By JR on Sunday, May 22, 2016
Weasel words from the Australian Left on immigration again
You can always rely on the good ol' "Guardian" for one-eyed Leftist propaganda -- and they have not failed us on this one. They claim to critique the government's claim that refugees end up largely unemployed and therefore welfare dependent. Excerpt below.
Note that it does not address the question at all. It speaks of "considerable" achievement by "refugees". But what is "considerable? You have to go to the underlying report to find that out. And in my usual pesky way, I did just that. And what we read from their table 6 is that only 16.6% of "humanitarian" immigrants were in full-time work at the time the interviews were carried out. Isn't it amazing how Leftists can spin things? They are habitual liars
And note that the underlying report was commissioned by the Gillard government so was almost certainly already leaning over backwards to find something favourable to say about immigrants
Here’s what Dutton’s own department says about the social and economic contribution made by refugees to Australia:
In 2011 the department of immigration and citizenship (as the Department of Immigration and Border Protection was then called) commissioned a report by the University of Adelaide academic Prof Graeme Hugo. Hugo’s report is here.
The department’s own summation of Hugo’s findings (still available on the department website) reads:
The research found the overwhelming picture, when one takes the longer term perspective of changes over the working lifetime of humanitarian program entrants and their children, is one of considerable achievement and contribution.
The humanitarian program yields a demographic dividend because of a low rate of settler loss, relatively high fertility rate and a high proportion of children who are likely to work the majority of their lives in Australia. It finds evidence of increasing settlement in non-metropolitan areas, which creates social and economic benefits for local communities.
Humanitarian entrants help meet labour shortages, including in low-skill and low-paid occupations. They display strong entrepreneurial qualities compared with other migrant groups, with a higher than average proportion engaging in small and medium business enterprises.
Humanitarian settlers also benefit the wider community through developing and maintaining economic linkages with their origin countries.

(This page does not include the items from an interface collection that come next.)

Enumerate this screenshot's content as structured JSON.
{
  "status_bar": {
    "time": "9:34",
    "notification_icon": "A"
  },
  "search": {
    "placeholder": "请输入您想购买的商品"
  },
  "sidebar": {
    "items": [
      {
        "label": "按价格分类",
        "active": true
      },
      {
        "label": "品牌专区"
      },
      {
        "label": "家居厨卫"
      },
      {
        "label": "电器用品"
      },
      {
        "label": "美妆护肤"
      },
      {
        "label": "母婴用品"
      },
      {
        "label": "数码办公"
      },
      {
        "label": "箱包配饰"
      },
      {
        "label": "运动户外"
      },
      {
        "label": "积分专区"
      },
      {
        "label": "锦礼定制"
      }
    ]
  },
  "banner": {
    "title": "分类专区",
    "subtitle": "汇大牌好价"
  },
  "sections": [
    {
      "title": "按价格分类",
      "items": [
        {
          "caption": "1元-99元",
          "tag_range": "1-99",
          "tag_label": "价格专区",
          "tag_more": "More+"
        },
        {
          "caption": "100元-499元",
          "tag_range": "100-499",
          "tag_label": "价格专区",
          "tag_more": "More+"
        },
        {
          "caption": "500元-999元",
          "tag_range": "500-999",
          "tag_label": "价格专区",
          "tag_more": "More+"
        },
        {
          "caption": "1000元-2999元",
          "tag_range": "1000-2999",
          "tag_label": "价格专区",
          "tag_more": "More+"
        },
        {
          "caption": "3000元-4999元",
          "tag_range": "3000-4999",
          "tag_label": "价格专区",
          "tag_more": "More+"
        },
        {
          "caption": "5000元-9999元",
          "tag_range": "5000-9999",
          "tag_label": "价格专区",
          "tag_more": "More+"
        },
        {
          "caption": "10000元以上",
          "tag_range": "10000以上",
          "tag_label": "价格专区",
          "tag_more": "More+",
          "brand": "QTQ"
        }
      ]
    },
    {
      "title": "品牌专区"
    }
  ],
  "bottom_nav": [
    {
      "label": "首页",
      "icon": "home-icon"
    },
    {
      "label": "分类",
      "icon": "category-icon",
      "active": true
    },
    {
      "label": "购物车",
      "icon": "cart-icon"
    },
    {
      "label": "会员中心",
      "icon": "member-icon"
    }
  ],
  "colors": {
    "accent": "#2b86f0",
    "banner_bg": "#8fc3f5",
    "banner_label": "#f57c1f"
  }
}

In addition, they make significant contributions through volunteering in both the wider community and within their own community groups.